A 29-year-old male patient presented with progressive deformity of his left elbow since childhood. He was constantly treated with factor VIII for severe hemophilia A. He stated that he had no other diseases and had been submitted to any surgeries. At physical examination, he presented with restricted elbow extension (Figure 1A) and had a similar deformity of the right elbow.
(A) Physical examination of the elbow demonstrating limited joint extension and deformity. (B) Radiography with notable bone deformity, in particular the distal humerus. (C) Ultrasonography demonstrating heterogeneous, ill defined, oval deformity with adjacent bone irregularity without vascularization according to a Doppler study. (D) Contrast T1 FAT SAT MRI with subtraction shows morphostructural deformity of elbow joint, with extensive deposition of low signal material in the synovium (hemosiderin) and extra-osseous hemophiliac pseudotumor measuring 4.9×3.5×3.6cm (gray arrow).
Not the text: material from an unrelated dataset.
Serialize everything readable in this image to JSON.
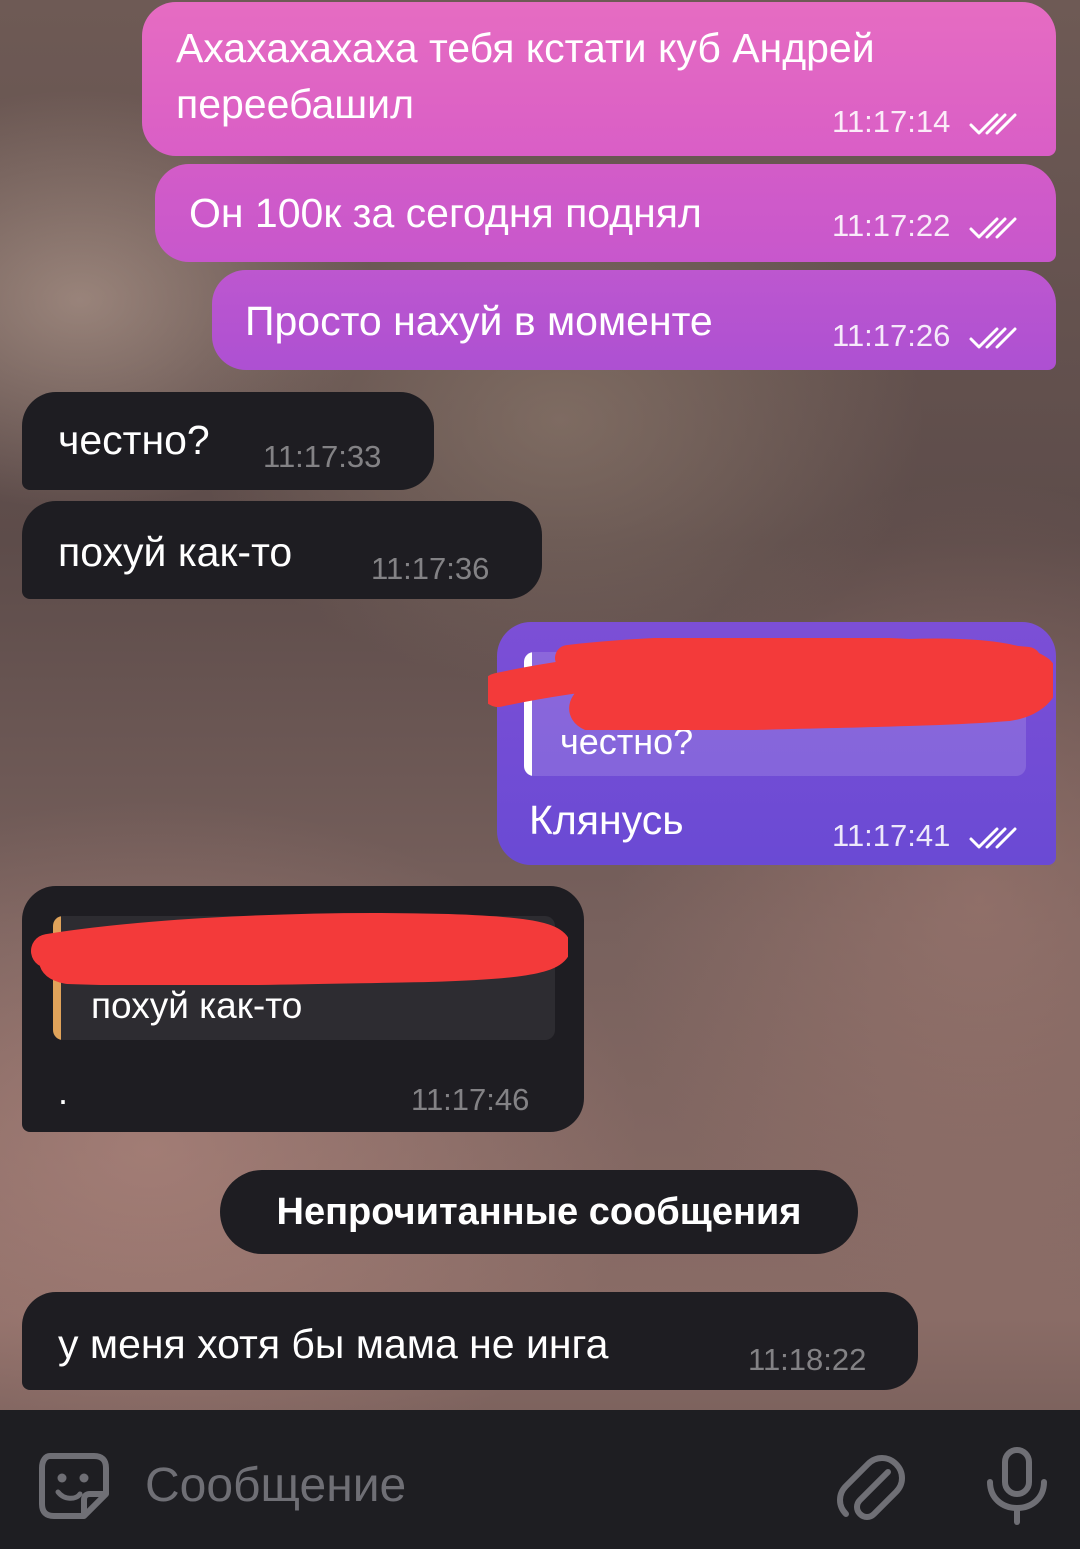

The patient is negative for anti-factor VIII inhibitor. A radiograph demonstrated clear deformity of the distal humerus with lytic lesions and edema of the surrounding soft tissues (Figure 1B). Ultrasonography identified a heterogeneous, ill-defined, oval image with an adjacent bone irregularity without vascularization by Doppler ultrasonography (Figure 1C). Magnetic resonance imaging (MRI) demonstrated morphostructural deformity of elbow joint, with extensive deposition of low signal material in the synovium and extra-osseous hemophiliac pseudotumor (Figure 1D).
A hemophilic pseudotumor is the result of repeated episodes of bleeding at a bone fracture site or as a result of sub-periosteal hemorrhage or bleeding into soft tissue due to absence or lack of effective replacement treatment.1–3Conflicts of interest
The authors declare no conflict of interest.